Supported, bend with eager eyes
And ears to catch each sound that flies
From lips that seem to him inspired,
From bar’d he thinks his bosom lies
With all its thoughts howe’er retired;

Nor knows that the good man has drawn
This portraiture exact and bold
From his own conscience, which is gnawn
By sins within itself inroll’d;
For ah! To sinners none can hold
The mirror up so well as he
Who, tangled in the Serpent’s fold,
Has been by Mercy’s arm set free.

The sermon done, the blessing said,
All homeward wend their several ways,
And into lengthen’d lines are spread
Diverging as the solar rays:
Save that perchance a loiterer stays
To view the tranquil scene, or lone
And silent o’er the churchyard strays
To scan there each recording stone.

God’s acres are to thoughtful minds
Epitomes of human life,
Telling how loose the tie that binds
Each pilgrim to this vale of strife;
How busy Death is; and how rife
The causes which invite his blow;
How parents, husband, children, wife,
All living, soon will sleep below.

Here infants, early laid to rest,
Are cradled in Death’s hollow cave;
The worm is yonder maiden’s guest,
Whom youth and beauty could not save;
A stalwart man has ceased to rave
Of thrift and wealth beneath that mound;
And age has found a peaceful grave
Where nods yon tombstone o’er the ground.

But hark! I hear the passing bell!
How loudly booms its fitful toll!
O mortal, ponder; ‘this the knell
Announcing a departed soul!
That speeds to its appointed goal;
Its vest with crumble to a clod;
Nor be resum’d until the roll
Of trumpet summon it to God.

Lo, yonder yawns an open grave
Which says to all men, Die ye must!
None shall scape, the young, the brave,
The rich, the grand, nor e’en the just.
Ashes to ashes, dust to dust!
Yet through the gloom faith sees the light,
For whoso in his God shall trust
Will rise with Christ, and walk in white.

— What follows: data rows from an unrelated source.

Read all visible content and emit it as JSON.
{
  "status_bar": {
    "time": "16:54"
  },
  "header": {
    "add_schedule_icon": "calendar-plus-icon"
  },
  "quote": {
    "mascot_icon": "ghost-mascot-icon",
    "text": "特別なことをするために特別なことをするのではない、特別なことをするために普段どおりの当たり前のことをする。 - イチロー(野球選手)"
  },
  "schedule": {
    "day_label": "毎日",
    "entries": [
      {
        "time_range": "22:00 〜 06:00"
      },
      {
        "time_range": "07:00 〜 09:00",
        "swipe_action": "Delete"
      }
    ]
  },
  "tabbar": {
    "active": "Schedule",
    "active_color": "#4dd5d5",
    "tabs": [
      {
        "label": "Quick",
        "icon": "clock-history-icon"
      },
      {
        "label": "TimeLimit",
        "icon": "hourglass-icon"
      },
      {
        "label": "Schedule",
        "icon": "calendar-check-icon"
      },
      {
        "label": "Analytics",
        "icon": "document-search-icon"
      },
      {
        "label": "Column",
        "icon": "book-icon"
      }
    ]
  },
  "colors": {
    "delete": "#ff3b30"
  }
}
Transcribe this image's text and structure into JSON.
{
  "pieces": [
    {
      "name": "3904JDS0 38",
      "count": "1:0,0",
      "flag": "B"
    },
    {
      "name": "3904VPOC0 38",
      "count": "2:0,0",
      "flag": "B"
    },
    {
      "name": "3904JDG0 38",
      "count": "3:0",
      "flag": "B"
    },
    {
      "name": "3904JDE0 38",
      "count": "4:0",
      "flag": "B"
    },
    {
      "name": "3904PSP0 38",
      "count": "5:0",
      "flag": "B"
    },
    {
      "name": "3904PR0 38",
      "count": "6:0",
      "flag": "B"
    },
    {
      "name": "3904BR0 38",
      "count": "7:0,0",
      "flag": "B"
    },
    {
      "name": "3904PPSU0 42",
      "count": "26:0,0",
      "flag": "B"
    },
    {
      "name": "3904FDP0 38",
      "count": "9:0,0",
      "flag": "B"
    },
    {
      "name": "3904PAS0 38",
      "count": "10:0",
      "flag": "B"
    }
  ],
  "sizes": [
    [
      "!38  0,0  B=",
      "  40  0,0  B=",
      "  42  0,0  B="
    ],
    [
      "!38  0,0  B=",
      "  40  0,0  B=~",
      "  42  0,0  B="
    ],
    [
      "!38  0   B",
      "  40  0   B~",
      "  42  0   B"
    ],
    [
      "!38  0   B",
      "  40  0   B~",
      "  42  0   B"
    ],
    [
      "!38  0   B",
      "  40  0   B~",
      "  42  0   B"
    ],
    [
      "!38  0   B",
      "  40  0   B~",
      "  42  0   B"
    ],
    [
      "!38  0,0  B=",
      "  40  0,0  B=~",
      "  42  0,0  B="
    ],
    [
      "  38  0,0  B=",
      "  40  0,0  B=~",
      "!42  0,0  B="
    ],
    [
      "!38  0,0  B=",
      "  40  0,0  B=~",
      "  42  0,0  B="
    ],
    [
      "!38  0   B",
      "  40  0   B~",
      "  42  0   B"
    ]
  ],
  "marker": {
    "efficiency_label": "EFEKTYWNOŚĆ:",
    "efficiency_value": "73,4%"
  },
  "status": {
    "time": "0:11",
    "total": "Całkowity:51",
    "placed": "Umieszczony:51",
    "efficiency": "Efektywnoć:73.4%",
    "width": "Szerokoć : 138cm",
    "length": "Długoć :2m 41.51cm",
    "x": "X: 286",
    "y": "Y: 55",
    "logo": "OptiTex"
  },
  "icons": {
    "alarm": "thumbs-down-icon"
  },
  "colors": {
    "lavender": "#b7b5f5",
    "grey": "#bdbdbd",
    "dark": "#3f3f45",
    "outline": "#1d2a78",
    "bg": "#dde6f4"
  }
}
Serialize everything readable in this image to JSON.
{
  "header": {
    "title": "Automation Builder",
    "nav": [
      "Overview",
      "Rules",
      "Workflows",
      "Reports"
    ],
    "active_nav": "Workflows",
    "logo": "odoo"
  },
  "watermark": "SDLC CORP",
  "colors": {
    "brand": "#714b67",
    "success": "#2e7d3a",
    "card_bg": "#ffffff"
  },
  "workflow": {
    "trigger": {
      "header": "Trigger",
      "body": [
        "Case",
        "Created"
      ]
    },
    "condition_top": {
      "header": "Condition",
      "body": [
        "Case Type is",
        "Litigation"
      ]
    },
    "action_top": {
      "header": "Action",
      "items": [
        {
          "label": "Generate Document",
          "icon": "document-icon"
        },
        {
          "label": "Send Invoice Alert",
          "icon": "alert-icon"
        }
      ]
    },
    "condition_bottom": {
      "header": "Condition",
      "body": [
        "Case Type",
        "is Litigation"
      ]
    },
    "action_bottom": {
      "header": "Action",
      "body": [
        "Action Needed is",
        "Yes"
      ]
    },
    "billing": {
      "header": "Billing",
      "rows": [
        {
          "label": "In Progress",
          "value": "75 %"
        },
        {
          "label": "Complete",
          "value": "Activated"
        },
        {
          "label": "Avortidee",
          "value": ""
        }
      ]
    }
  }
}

In glory when He comes with sound
Of trump, and all before Him stand,
May those who worship here be found
Elect to pass to His right hand!
And when their ransom’d souls expand
With boundless rapture, may they search
Not vainly mid the radiant band
For him who sang the VILLAGE CHURCH.